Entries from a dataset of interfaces
==================================================
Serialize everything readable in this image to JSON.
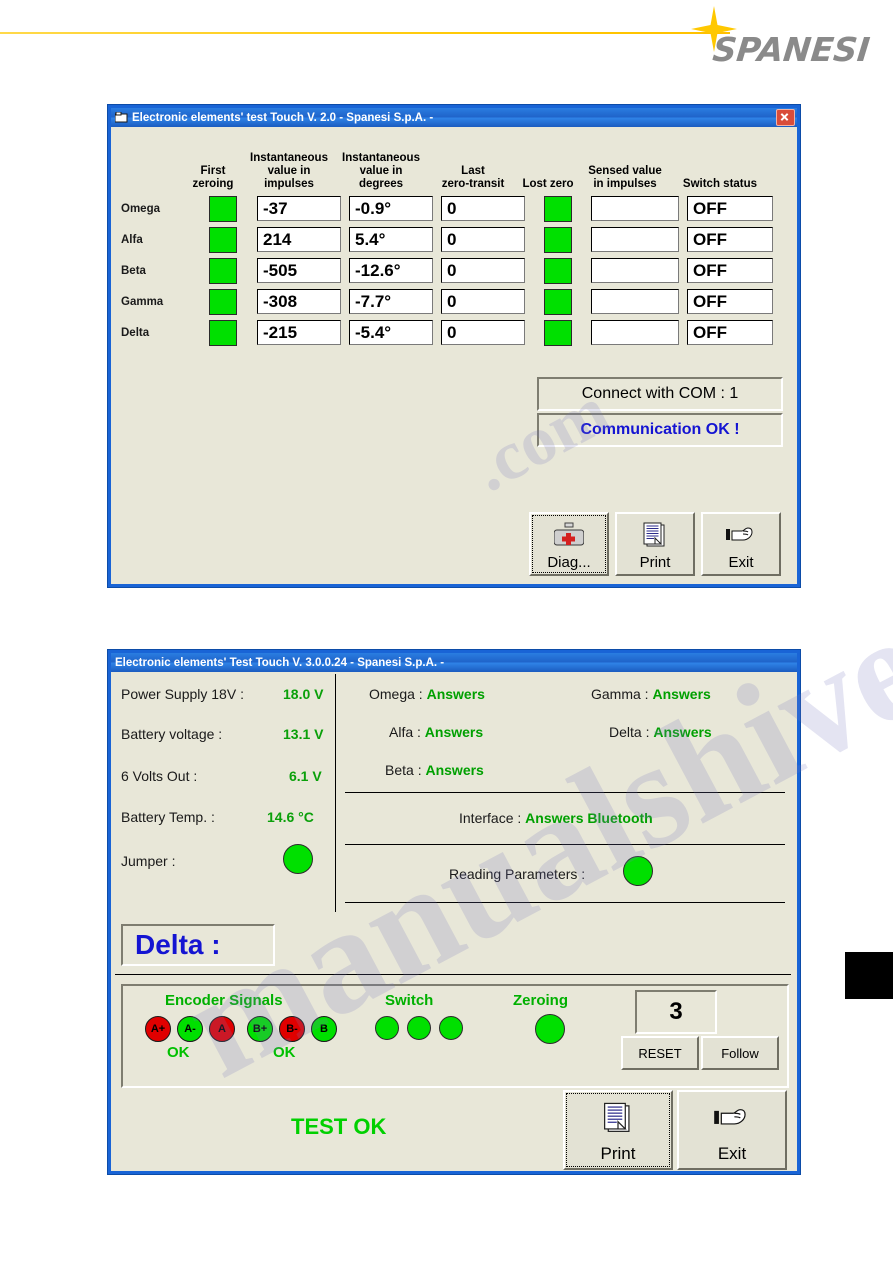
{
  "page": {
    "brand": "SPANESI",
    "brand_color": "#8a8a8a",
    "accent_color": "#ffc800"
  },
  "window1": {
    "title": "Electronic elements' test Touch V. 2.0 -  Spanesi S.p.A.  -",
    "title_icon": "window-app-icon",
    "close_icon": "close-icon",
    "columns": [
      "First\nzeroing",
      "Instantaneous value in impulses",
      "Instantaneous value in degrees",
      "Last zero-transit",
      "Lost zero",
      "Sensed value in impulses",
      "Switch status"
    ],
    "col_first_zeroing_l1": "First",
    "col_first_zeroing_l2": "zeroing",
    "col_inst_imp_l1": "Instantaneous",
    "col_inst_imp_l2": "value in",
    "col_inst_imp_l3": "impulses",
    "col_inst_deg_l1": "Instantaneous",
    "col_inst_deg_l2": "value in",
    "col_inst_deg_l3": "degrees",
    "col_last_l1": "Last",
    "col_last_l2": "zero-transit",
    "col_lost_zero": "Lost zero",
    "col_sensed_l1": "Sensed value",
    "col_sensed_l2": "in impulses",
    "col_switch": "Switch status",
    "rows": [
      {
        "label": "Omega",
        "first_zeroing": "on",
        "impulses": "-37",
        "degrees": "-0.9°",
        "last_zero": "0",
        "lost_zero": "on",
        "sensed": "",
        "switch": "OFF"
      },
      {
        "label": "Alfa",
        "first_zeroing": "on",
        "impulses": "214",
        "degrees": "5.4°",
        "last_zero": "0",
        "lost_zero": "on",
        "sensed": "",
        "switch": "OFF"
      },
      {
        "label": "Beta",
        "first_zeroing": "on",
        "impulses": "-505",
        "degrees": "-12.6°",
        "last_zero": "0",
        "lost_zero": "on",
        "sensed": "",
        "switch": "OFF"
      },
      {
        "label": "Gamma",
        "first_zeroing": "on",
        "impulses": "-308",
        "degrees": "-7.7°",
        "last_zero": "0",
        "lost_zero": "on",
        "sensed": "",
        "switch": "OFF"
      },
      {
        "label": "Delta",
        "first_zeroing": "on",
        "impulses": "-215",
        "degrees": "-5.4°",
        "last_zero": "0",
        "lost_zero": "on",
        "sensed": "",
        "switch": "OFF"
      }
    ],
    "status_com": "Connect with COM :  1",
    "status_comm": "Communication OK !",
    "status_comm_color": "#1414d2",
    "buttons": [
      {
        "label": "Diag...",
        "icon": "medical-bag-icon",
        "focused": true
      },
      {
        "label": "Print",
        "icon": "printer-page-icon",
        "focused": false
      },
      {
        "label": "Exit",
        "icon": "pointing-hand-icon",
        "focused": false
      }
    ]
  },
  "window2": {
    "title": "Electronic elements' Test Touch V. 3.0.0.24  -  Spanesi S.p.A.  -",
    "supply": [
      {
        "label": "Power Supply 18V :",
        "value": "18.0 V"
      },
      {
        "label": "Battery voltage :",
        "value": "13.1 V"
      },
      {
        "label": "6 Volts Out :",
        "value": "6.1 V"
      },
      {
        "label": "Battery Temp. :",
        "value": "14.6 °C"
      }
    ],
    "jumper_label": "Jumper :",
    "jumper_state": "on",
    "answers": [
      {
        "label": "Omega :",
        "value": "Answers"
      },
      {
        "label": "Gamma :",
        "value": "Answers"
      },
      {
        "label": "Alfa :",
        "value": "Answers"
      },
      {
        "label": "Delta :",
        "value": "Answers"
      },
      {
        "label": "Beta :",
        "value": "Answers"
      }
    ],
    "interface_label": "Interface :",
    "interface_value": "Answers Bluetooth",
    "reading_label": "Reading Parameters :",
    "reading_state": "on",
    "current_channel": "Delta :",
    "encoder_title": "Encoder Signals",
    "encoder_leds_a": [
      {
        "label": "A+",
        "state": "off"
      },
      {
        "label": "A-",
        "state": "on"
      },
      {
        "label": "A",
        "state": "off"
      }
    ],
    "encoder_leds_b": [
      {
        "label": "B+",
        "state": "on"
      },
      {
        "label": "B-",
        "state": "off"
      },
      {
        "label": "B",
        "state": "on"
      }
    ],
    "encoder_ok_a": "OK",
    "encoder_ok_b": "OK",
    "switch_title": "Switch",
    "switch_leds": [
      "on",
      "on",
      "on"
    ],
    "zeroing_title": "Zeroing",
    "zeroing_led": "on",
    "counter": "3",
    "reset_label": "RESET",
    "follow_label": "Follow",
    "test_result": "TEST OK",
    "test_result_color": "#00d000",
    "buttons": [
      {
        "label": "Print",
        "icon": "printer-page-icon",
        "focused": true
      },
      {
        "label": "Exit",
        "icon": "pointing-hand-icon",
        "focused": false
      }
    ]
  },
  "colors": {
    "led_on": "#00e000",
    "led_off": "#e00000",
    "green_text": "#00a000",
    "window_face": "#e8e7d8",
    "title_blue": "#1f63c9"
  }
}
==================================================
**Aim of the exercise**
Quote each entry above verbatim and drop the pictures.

**Result of the exercise**
Serialize everything readable in this image to JSON.
{
  "page": {
    "brand": "SPANESI",
    "brand_color": "#8a8a8a",
    "accent_color": "#ffc800"
  },
  "window1": {
    "title": "Electronic elements' test Touch V. 2.0 -  Spanesi S.p.A.  -",
    "title_icon": "window-app-icon",
    "close_icon": "close-icon",
    "columns": [
      "First\nzeroing",
      "Instantaneous value in impulses",
      "Instantaneous value in degrees",
      "Last zero-transit",
      "Lost zero",
      "Sensed value in impulses",
      "Switch status"
    ],
    "col_first_zeroing_l1": "First",
    "col_first_zeroing_l2": "zeroing",
    "col_inst_imp_l1": "Instantaneous",
    "col_inst_imp_l2": "value in",
    "col_inst_imp_l3": "impulses",
    "col_inst_deg_l1": "Instantaneous",
    "col_inst_deg_l2": "value in",
    "col_inst_deg_l3": "degrees",
    "col_last_l1": "Last",
    "col_last_l2": "zero-transit",
    "col_lost_zero": "Lost zero",
    "col_sensed_l1": "Sensed value",
    "col_sensed_l2": "in impulses",
    "col_switch": "Switch status",
    "rows": [
      {
        "label": "Omega",
        "first_zeroing": "on",
        "impulses": "-37",
        "degrees": "-0.9°",
        "last_zero": "0",
        "lost_zero": "on",
        "sensed": "",
        "switch": "OFF"
      },
      {
        "label": "Alfa",
        "first_zeroing": "on",
        "impulses": "214",
        "degrees": "5.4°",
        "last_zero": "0",
        "lost_zero": "on",
        "sensed": "",
        "switch": "OFF"
      },
      {
        "label": "Beta",
        "first_zeroing": "on",
        "impulses": "-505",
        "degrees": "-12.6°",
        "last_zero": "0",
        "lost_zero": "on",
        "sensed": "",
        "switch": "OFF"
      },
      {
        "label": "Gamma",
        "first_zeroing": "on",
        "impulses": "-308",
        "degrees": "-7.7°",
        "last_zero": "0",
        "lost_zero": "on",
        "sensed": "",
        "switch": "OFF"
      },
      {
        "label": "Delta",
        "first_zeroing": "on",
        "impulses": "-215",
        "degrees": "-5.4°",
        "last_zero": "0",
        "lost_zero": "on",
        "sensed": "",
        "switch": "OFF"
      }
    ],
    "status_com": "Connect with COM :  1",
    "status_comm": "Communication OK !",
    "status_comm_color": "#1414d2",
    "buttons": [
      {
        "label": "Diag...",
        "icon": "medical-bag-icon",
        "focused": true
      },
      {
        "label": "Print",
        "icon": "printer-page-icon",
        "focused": false
      },
      {
        "label": "Exit",
        "icon": "pointing-hand-icon",
        "focused": false
      }
    ]
  },
  "window2": {
    "title": "Electronic elements' Test Touch V. 3.0.0.24  -  Spanesi S.p.A.  -",
    "supply": [
      {
        "label": "Power Supply 18V :",
        "value": "18.0 V"
      },
      {
        "label": "Battery voltage :",
        "value": "13.1 V"
      },
      {
        "label": "6 Volts Out :",
        "value": "6.1 V"
      },
      {
        "label": "Battery Temp. :",
        "value": "14.6 °C"
      }
    ],
    "jumper_label": "Jumper :",
    "jumper_state": "on",
    "answers": [
      {
        "label": "Omega :",
        "value": "Answers"
      },
      {
        "label": "Gamma :",
        "value": "Answers"
      },
      {
        "label": "Alfa :",
        "value": "Answers"
      },
      {
        "label": "Delta :",
        "value": "Answers"
      },
      {
        "label": "Beta :",
        "value": "Answers"
      }
    ],
    "interface_label": "Interface :",
    "interface_value": "Answers Bluetooth",
    "reading_label": "Reading Parameters :",
    "reading_state": "on",
    "current_channel": "Delta :",
    "encoder_title": "Encoder Signals",
    "encoder_leds_a": [
      {
        "label": "A+",
        "state": "off"
      },
      {
        "label": "A-",
        "state": "on"
      },
      {
        "label": "A",
        "state": "off"
      }
    ],
    "encoder_leds_b": [
      {
        "label": "B+",
        "state": "on"
      },
      {
        "label": "B-",
        "state": "off"
      },
      {
        "label": "B",
        "state": "on"
      }
    ],
    "encoder_ok_a": "OK",
    "encoder_ok_b": "OK",
    "switch_title": "Switch",
    "switch_leds": [
      "on",
      "on",
      "on"
    ],
    "zeroing_title": "Zeroing",
    "zeroing_led": "on",
    "counter": "3",
    "reset_label": "RESET",
    "follow_label": "Follow",
    "test_result": "TEST OK",
    "test_result_color": "#00d000",
    "buttons": [
      {
        "label": "Print",
        "icon": "printer-page-icon",
        "focused": true
      },
      {
        "label": "Exit",
        "icon": "pointing-hand-icon",
        "focused": false
      }
    ]
  },
  "colors": {
    "led_on": "#00e000",
    "led_off": "#e00000",
    "green_text": "#00a000",
    "window_face": "#e8e7d8",
    "title_blue": "#1f63c9"
  }
}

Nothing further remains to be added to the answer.